The House of Welcome’s initiative to provide work experience and employment though its Work and Welcome Program has been operating for a number of years with great success. The Work and Welcome Program at Loreto Normanhurst is funded by staff salary sacrificing and provides a term’s paid work experience for an asylum seeker or refugee in the school. To date, ten people have been involved in the program at the school which has helped to transform the lives of people whose life experiences have been traumatic and desperate. A member of our maintenance staff, Mohammed is from Sierra Leone. Mohammed came to the school as part of the Work and Welcome Program and since then, has become a much-valued, permanent member of staff. Mohammed says the House of Welcome and the Work and Welcome Program have been life changing for him. “It’s given me a second chance at life by believing in me and giving me hope. They are my family and being part of the program has meant everything to me.” If you are interested in finding out more about the Work and Welcome Program for your workplace, please do not hesitate to contact me. As part of our focus on Refugee Week, I commend to you this article from the Loreto Justice Network linking Mary Ward’s story with the experience of refugees. The article can be found here.
Towards the end of last year Ms Watkins informed the community that the school was progressing its application with the State Department of Planning for a 30-year Master Plan for the School and that a new boarding school would be included in this development application as the first development project. By way of update, the Master Plan State Significant DA has been lodged with the Department of Planning and the application will now be exhibited for public comment in accordance with the Department’s notification policies. Following the conclusion of the exhibition period, the Department will provide a summary of the matters arising from the exhibition and request that we provide a response to the matters raised and, if appropriate, refine the proposal. The application will also now be referred to all other government agencies for comment. I will continue to keep our community informed as the application progresses.
Best of luck to all girls who have progressed to the CSDA Elimination Finals rounds and to all girls competing in Term Two Sport Finals this weekend.
No one is a stranger to you and no one is ever far from your loving care.

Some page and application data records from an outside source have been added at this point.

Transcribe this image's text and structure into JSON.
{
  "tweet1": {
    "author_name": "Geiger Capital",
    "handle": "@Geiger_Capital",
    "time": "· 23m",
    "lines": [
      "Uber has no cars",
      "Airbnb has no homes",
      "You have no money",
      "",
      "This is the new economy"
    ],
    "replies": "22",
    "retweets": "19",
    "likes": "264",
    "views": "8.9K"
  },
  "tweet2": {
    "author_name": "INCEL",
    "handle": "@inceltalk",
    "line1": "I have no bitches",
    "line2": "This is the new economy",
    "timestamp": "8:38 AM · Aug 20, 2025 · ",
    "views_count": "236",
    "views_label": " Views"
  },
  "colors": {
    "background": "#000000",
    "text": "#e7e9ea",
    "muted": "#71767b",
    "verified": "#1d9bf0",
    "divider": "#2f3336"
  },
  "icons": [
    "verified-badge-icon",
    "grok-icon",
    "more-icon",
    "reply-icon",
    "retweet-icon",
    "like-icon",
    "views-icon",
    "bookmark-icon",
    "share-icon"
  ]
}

In your kindness watch over refugees and asylum seekers, those separated from their loved ones, those who are lost, and those who have been exiled from their homes.
Bring them safely to the place where they long to be and help us always to show your kindness to strangers and those in need.